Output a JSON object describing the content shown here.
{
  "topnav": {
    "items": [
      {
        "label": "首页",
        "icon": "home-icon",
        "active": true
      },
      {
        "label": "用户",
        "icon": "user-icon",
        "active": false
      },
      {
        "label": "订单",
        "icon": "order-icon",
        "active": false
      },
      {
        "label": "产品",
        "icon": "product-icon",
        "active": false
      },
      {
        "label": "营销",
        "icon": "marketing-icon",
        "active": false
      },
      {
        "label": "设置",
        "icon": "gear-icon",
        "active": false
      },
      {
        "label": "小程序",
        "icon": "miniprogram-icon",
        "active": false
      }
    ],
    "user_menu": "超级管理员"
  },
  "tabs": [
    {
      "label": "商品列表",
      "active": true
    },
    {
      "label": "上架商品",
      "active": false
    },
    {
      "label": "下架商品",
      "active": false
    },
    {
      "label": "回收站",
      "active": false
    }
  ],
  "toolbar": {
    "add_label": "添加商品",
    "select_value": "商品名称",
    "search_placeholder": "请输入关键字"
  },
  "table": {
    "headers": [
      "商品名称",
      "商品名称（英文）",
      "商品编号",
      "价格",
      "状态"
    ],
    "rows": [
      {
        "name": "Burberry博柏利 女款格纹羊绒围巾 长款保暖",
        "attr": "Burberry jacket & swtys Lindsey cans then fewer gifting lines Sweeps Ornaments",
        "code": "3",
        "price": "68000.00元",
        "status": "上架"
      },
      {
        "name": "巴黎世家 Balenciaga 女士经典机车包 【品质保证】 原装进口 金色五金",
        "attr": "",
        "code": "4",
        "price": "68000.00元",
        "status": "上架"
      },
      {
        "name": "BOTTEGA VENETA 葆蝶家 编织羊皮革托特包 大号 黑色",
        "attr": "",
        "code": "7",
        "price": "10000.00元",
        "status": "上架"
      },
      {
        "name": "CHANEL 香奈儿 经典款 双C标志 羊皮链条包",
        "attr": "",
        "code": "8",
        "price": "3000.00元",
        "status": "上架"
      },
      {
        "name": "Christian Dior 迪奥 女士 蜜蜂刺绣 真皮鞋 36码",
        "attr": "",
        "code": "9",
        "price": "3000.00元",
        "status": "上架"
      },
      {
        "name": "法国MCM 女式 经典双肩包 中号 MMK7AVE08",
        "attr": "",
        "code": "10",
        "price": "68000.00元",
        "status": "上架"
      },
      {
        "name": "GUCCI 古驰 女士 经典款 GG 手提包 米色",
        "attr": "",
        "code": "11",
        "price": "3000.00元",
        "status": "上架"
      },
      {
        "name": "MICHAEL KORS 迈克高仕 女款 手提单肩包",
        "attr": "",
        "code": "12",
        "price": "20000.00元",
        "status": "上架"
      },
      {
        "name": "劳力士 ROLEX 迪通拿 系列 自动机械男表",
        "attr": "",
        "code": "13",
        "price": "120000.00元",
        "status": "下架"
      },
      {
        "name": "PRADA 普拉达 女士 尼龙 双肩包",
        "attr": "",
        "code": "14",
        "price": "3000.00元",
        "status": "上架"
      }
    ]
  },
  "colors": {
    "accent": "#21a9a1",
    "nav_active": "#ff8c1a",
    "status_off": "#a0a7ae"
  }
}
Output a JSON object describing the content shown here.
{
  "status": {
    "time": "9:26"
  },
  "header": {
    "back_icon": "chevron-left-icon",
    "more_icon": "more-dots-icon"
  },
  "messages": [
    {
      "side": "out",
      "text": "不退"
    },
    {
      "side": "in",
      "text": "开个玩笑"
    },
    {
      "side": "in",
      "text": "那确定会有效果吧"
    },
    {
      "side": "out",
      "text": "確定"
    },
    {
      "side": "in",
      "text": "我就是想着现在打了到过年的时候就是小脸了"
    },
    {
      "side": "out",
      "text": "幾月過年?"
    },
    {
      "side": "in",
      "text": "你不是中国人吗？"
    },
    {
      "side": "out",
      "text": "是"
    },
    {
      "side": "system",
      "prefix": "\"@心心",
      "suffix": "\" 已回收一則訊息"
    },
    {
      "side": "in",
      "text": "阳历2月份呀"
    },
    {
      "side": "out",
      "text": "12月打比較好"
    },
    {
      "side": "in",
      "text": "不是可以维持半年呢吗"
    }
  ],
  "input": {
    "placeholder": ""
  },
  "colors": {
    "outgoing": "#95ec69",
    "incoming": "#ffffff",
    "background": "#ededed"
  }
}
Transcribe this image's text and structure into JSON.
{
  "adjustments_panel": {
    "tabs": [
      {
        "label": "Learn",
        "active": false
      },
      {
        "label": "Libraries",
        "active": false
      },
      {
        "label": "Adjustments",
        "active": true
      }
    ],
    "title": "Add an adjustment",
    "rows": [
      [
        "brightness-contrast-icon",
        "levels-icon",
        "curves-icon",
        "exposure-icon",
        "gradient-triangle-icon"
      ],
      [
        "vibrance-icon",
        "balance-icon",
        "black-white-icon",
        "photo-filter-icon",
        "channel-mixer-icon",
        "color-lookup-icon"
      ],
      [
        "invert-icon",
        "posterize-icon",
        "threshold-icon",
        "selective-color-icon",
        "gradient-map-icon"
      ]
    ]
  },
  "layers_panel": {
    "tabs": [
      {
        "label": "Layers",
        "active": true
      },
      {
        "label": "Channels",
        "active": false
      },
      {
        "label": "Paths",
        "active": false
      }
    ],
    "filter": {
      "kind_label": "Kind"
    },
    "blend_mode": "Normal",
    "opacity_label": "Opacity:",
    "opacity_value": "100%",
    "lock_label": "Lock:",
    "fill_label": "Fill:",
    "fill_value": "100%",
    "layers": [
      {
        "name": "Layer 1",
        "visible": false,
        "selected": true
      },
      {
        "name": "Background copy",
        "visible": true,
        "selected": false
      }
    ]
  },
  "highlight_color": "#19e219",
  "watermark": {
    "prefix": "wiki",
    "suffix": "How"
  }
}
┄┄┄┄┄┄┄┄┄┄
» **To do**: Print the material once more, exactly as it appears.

» **Result of the task**:
Output a JSON object describing the content shown here.
{
  "topnav": {
    "items": [
      {
        "label": "首页",
        "icon": "home-icon",
        "active": true
      },
      {
        "label": "用户",
        "icon": "user-icon",
        "active": false
      },
      {
        "label": "订单",
        "icon": "order-icon",
        "active": false
      },
      {
        "label": "产品",
        "icon": "product-icon",
        "active": false
      },
      {
        "label": "营销",
        "icon": "marketing-icon",
        "active": false
      },
      {
        "label": "设置",
        "icon": "gear-icon",
        "active": false
      },
      {
        "label": "小程序",
        "icon": "miniprogram-icon",
        "active": false
      }
    ],
    "user_menu": "超级管理员"
  },
  "tabs": [
    {
      "label": "商品列表",
      "active": true
    },
    {
      "label": "上架商品",
      "active": false
    },
    {
      "label": "下架商品",
      "active": false
    },
    {
      "label": "回收站",
      "active": false
    }
  ],
  "toolbar": {
    "add_label": "添加商品",
    "select_value": "商品名称",
    "search_placeholder": "请输入关键字"
  },
  "table": {
    "headers": [
      "商品名称",
      "商品名称（英文）",
      "商品编号",
      "价格",
      "状态"
    ],
    "rows": [
      {
        "name": "Burberry博柏利 女款格纹羊绒围巾 长款保暖",
        "attr": "Burberry jacket & swtys Lindsey cans then fewer gifting lines Sweeps Ornaments",
        "code": "3",
        "price": "68000.00元",
        "status": "上架"
      },
      {
        "name": "巴黎世家 Balenciaga 女士经典机车包 【品质保证】 原装进口 金色五金",
        "attr": "",
        "code": "4",
        "price": "68000.00元",
        "status": "上架"
      },
      {
        "name": "BOTTEGA VENETA 葆蝶家 编织羊皮革托特包 大号 黑色",
        "attr": "",
        "code": "7",
        "price": "10000.00元",
        "status": "上架"
      },
      {
        "name": "CHANEL 香奈儿 经典款 双C标志 羊皮链条包",
        "attr": "",
        "code": "8",
        "price": "3000.00元",
        "status": "上架"
      },
      {
        "name": "Christian Dior 迪奥 女士 蜜蜂刺绣 真皮鞋 36码",
        "attr": "",
        "code": "9",
        "price": "3000.00元",
        "status": "上架"
      },
      {
        "name": "法国MCM 女式 经典双肩包 中号 MMK7AVE08",
        "attr": "",
        "code": "10",
        "price": "68000.00元",
        "status": "上架"
      },
      {
        "name": "GUCCI 古驰 女士 经典款 GG 手提包 米色",
        "attr": "",
        "code": "11",
        "price": "3000.00元",
        "status": "上架"
      },
      {
        "name": "MICHAEL KORS 迈克高仕 女款 手提单肩包",
        "attr": "",
        "code": "12",
        "price": "20000.00元",
        "status": "上架"
      },
      {
        "name": "劳力士 ROLEX 迪通拿 系列 自动机械男表",
        "attr": "",
        "code": "13",
        "price": "120000.00元",
        "status": "下架"
      },
      {
        "name": "PRADA 普拉达 女士 尼龙 双肩包",
        "attr": "",
        "code": "14",
        "price": "3000.00元",
        "status": "上架"
      }
    ]
  },
  "colors": {
    "accent": "#21a9a1",
    "nav_active": "#ff8c1a",
    "status_off": "#a0a7ae"
  }
}
Output a JSON object describing the content shown here.
{
  "status": {
    "time": "9:26"
  },
  "header": {
    "back_icon": "chevron-left-icon",
    "more_icon": "more-dots-icon"
  },
  "messages": [
    {
      "side": "out",
      "text": "不退"
    },
    {
      "side": "in",
      "text": "开个玩笑"
    },
    {
      "side": "in",
      "text": "那确定会有效果吧"
    },
    {
      "side": "out",
      "text": "確定"
    },
    {
      "side": "in",
      "text": "我就是想着现在打了到过年的时候就是小脸了"
    },
    {
      "side": "out",
      "text": "幾月過年?"
    },
    {
      "side": "in",
      "text": "你不是中国人吗？"
    },
    {
      "side": "out",
      "text": "是"
    },
    {
      "side": "system",
      "prefix": "\"@心心",
      "suffix": "\" 已回收一則訊息"
    },
    {
      "side": "in",
      "text": "阳历2月份呀"
    },
    {
      "side": "out",
      "text": "12月打比較好"
    },
    {
      "side": "in",
      "text": "不是可以维持半年呢吗"
    }
  ],
  "input": {
    "placeholder": ""
  },
  "colors": {
    "outgoing": "#95ec69",
    "incoming": "#ffffff",
    "background": "#ededed"
  }
}
Transcribe this image's text and structure into JSON.
{
  "adjustments_panel": {
    "tabs": [
      {
        "label": "Learn",
        "active": false
      },
      {
        "label": "Libraries",
        "active": false
      },
      {
        "label": "Adjustments",
        "active": true
      }
    ],
    "title": "Add an adjustment",
    "rows": [
      [
        "brightness-contrast-icon",
        "levels-icon",
        "curves-icon",
        "exposure-icon",
        "gradient-triangle-icon"
      ],
      [
        "vibrance-icon",
        "balance-icon",
        "black-white-icon",
        "photo-filter-icon",
        "channel-mixer-icon",
        "color-lookup-icon"
      ],
      [
        "invert-icon",
        "posterize-icon",
        "threshold-icon",
        "selective-color-icon",
        "gradient-map-icon"
      ]
    ]
  },
  "layers_panel": {
    "tabs": [
      {
        "label": "Layers",
        "active": true
      },
      {
        "label": "Channels",
        "active": false
      },
      {
        "label": "Paths",
        "active": false
      }
    ],
    "filter": {
      "kind_label": "Kind"
    },
    "blend_mode": "Normal",
    "opacity_label": "Opacity:",
    "opacity_value": "100%",
    "lock_label": "Lock:",
    "fill_label": "Fill:",
    "fill_value": "100%",
    "layers": [
      {
        "name": "Layer 1",
        "visible": false,
        "selected": true
      },
      {
        "name": "Background copy",
        "visible": true,
        "selected": false
      }
    ]
  },
  "highlight_color": "#19e219",
  "watermark": {
    "prefix": "wiki",
    "suffix": "How"
  }
}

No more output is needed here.